**Record extracts:**

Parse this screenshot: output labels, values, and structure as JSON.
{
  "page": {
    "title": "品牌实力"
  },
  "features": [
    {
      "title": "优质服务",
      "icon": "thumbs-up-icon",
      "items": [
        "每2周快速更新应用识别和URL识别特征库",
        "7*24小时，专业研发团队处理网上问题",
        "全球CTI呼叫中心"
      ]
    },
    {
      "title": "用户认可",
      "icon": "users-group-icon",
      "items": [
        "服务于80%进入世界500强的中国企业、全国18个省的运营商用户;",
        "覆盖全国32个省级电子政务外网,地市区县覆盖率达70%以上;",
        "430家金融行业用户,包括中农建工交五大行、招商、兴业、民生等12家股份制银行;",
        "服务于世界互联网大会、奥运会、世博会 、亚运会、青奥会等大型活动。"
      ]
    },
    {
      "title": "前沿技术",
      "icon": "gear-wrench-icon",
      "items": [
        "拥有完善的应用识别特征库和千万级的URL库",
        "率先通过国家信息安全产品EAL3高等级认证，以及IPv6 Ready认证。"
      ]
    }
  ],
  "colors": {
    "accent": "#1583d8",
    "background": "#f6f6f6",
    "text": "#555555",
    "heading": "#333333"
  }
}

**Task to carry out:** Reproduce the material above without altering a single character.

**Reply to the exercise:**
Parse this screenshot: output labels, values, and structure as JSON.
{
  "page": {
    "title": "品牌实力"
  },
  "features": [
    {
      "title": "优质服务",
      "icon": "thumbs-up-icon",
      "items": [
        "每2周快速更新应用识别和URL识别特征库",
        "7*24小时，专业研发团队处理网上问题",
        "全球CTI呼叫中心"
      ]
    },
    {
      "title": "用户认可",
      "icon": "users-group-icon",
      "items": [
        "服务于80%进入世界500强的中国企业、全国18个省的运营商用户;",
        "覆盖全国32个省级电子政务外网,地市区县覆盖率达70%以上;",
        "430家金融行业用户,包括中农建工交五大行、招商、兴业、民生等12家股份制银行;",
        "服务于世界互联网大会、奥运会、世博会 、亚运会、青奥会等大型活动。"
      ]
    },
    {
      "title": "前沿技术",
      "icon": "gear-wrench-icon",
      "items": [
        "拥有完善的应用识别特征库和千万级的URL库",
        "率先通过国家信息安全产品EAL3高等级认证，以及IPv6 Ready认证。"
      ]
    }
  ],
  "colors": {
    "accent": "#1583d8",
    "background": "#f6f6f6",
    "text": "#555555",
    "heading": "#333333"
  }
}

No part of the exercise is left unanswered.